• _Your task_
Using the data below, return every line that holds the word "title".
──────── Source records ────────
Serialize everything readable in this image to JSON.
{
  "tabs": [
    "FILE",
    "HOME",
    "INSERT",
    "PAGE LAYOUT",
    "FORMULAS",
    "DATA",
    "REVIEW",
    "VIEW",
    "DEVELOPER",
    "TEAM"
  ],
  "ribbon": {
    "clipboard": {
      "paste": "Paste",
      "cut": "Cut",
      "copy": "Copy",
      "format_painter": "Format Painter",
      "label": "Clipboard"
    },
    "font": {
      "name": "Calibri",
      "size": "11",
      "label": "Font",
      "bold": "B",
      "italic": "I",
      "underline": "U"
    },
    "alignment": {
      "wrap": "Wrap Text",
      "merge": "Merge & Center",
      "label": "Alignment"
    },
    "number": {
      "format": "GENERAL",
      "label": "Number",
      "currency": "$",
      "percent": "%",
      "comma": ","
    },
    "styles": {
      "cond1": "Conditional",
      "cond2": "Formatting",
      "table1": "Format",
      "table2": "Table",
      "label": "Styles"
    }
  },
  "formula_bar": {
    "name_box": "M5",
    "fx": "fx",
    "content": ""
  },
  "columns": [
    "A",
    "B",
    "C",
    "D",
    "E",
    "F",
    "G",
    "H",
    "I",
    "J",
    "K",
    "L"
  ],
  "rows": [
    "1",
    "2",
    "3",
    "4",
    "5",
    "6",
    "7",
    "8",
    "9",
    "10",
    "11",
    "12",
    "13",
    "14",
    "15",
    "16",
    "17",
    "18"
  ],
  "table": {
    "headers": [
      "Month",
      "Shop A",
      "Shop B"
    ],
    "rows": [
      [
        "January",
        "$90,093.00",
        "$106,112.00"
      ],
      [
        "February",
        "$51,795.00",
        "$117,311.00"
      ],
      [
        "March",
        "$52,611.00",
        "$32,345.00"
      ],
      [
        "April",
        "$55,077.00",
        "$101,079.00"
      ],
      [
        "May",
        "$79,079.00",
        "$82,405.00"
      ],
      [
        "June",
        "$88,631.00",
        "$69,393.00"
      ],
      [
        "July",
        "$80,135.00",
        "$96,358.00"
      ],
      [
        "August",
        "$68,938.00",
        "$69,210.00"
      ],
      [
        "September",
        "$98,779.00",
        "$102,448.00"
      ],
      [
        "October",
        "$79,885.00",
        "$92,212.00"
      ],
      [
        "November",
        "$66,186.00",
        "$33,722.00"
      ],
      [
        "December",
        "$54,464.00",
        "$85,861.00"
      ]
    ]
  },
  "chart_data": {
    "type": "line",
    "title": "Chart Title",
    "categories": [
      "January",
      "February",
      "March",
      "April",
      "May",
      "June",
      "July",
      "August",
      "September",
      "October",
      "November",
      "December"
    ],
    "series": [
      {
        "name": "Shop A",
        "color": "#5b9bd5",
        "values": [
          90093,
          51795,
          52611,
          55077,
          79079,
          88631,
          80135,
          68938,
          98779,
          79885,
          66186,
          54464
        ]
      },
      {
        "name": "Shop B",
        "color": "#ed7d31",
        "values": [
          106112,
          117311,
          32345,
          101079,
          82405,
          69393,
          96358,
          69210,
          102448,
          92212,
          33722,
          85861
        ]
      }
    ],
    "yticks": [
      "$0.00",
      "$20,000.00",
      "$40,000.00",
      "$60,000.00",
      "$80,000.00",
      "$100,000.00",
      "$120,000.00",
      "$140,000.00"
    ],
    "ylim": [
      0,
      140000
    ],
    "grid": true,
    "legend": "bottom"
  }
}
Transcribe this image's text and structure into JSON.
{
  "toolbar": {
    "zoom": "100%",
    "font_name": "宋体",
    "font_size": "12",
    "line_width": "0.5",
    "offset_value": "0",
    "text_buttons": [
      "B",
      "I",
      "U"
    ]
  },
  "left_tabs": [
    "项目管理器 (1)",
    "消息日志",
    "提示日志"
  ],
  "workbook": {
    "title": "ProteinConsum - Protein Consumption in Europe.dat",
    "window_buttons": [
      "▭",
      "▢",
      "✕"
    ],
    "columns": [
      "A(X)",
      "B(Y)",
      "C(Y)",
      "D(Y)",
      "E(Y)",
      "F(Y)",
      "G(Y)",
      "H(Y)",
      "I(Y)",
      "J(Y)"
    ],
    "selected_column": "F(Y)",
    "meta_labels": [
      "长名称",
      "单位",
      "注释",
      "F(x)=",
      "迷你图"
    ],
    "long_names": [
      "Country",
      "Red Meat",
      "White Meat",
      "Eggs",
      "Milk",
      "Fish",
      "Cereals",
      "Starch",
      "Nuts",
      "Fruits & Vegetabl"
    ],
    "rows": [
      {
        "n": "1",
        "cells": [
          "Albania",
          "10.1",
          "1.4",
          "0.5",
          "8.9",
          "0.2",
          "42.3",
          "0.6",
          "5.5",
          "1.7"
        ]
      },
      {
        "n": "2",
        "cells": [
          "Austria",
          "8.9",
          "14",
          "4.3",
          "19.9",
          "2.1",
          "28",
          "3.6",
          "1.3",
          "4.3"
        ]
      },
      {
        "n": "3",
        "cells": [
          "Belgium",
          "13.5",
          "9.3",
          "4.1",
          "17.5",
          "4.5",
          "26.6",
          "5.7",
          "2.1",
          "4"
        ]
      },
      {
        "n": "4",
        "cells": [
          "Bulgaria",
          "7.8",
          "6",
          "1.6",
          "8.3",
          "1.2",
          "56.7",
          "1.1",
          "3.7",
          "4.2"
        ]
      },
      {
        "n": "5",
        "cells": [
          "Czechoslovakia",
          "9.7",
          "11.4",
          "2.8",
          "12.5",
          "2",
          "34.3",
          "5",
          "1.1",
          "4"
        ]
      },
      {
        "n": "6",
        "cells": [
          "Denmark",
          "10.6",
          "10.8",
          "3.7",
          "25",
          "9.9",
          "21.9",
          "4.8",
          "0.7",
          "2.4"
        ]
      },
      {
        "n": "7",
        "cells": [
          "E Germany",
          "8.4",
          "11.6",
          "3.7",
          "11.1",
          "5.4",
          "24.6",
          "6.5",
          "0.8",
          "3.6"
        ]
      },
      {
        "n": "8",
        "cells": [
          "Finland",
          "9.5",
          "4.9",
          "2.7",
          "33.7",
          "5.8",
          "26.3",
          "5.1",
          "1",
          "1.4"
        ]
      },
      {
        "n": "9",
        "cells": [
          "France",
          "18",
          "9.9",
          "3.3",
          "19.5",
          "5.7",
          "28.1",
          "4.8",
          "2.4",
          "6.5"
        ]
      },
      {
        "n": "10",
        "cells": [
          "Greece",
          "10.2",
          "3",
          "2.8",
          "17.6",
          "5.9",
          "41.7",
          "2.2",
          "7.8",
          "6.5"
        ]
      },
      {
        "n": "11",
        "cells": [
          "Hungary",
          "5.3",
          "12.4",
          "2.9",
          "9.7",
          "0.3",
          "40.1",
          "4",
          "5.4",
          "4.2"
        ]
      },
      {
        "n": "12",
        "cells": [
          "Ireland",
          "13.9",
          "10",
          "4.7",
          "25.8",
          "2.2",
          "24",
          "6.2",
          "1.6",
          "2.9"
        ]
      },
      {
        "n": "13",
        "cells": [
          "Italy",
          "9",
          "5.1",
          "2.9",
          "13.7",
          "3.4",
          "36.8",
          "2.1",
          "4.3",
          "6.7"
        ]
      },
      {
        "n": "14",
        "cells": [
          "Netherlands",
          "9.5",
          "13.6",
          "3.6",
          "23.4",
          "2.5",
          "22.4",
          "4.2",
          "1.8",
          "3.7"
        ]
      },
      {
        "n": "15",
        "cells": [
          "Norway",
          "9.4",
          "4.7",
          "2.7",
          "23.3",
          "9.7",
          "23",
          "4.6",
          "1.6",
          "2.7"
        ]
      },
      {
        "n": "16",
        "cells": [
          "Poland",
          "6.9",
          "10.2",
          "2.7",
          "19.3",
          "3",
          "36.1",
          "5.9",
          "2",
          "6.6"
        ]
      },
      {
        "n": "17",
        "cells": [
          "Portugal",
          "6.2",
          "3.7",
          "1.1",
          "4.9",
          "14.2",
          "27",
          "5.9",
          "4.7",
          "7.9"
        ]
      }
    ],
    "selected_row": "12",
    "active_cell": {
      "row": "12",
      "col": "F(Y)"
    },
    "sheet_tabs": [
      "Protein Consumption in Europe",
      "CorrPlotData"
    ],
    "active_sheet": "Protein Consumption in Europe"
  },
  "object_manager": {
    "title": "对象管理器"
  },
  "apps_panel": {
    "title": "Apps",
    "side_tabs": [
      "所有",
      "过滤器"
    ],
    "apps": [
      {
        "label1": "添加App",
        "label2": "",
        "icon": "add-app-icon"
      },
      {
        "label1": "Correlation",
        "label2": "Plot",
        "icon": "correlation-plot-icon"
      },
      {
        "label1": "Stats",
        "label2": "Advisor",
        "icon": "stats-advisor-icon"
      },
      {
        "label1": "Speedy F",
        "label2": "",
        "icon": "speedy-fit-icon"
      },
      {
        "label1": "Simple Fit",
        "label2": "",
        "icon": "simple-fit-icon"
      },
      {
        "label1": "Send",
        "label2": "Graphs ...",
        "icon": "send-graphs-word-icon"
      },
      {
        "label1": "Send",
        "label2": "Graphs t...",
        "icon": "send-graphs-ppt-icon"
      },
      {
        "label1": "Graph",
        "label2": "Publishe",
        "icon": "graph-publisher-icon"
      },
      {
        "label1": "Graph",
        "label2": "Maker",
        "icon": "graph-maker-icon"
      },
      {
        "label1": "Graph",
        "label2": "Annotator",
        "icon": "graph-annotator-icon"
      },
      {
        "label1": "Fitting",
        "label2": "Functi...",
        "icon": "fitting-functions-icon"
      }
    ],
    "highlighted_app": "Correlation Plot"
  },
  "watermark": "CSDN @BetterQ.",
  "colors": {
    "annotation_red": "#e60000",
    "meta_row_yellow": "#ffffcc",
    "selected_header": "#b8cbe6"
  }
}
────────
• _Solution for this task_
    "title": "Chart Title",
    "title": "ProteinConsum - Protein Consumption in Europe.dat",
    "title": "对象管理器"
    "title": "Apps",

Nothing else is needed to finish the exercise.